--- About this task ---
Please give again, exactly, every line of the material from the one containing "Read all visible text" to the end, including both of those lines.
▼
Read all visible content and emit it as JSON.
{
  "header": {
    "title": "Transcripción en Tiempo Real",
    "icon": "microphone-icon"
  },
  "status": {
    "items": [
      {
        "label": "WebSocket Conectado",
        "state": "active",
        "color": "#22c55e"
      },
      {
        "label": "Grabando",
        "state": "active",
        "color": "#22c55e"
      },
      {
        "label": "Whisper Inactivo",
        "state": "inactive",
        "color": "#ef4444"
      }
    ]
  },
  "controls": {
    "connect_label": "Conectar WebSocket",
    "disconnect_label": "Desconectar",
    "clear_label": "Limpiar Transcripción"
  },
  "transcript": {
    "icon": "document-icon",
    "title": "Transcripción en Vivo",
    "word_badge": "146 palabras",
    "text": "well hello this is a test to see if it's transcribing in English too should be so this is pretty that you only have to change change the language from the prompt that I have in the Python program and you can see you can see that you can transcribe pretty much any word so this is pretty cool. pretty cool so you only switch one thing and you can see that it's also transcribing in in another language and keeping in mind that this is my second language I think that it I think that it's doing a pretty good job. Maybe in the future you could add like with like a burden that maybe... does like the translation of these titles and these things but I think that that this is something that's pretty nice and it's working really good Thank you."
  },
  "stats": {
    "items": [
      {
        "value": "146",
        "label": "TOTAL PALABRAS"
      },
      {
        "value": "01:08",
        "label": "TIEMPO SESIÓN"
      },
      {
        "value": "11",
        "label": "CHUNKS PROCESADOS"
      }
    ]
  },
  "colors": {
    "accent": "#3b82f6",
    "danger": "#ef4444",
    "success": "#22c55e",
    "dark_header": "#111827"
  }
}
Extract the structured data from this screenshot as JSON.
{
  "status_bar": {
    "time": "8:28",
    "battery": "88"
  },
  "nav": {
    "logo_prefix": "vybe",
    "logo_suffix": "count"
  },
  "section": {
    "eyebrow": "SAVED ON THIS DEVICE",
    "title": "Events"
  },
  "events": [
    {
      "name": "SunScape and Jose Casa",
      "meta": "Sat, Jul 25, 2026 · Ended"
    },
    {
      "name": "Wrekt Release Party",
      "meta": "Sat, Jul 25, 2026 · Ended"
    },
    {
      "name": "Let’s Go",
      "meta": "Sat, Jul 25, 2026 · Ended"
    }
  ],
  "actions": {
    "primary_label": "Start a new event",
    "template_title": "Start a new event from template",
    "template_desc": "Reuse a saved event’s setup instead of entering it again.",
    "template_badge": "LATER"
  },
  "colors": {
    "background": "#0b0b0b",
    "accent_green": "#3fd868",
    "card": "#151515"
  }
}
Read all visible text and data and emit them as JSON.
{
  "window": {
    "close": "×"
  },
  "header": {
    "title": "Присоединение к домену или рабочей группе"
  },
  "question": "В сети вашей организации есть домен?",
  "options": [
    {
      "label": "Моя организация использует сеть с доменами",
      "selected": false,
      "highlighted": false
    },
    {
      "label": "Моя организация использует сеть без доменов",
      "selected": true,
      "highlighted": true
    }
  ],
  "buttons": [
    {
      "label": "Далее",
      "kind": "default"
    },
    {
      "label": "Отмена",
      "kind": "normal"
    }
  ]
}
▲
--- Response ---
Read all visible text and data and emit them as JSON.
{
  "window": {
    "close": "×"
  },
  "header": {
    "title": "Присоединение к домену или рабочей группе"
  },
  "question": "В сети вашей организации есть домен?",
  "options": [
    {
      "label": "Моя организация использует сеть с доменами",
      "selected": false,
      "highlighted": false
    },
    {
      "label": "Моя организация использует сеть без доменов",
      "selected": true,
      "highlighted": true
    }
  ],
  "buttons": [
    {
      "label": "Далее",
      "kind": "default"
    },
    {
      "label": "Отмена",
      "kind": "normal"
    }
  ]
}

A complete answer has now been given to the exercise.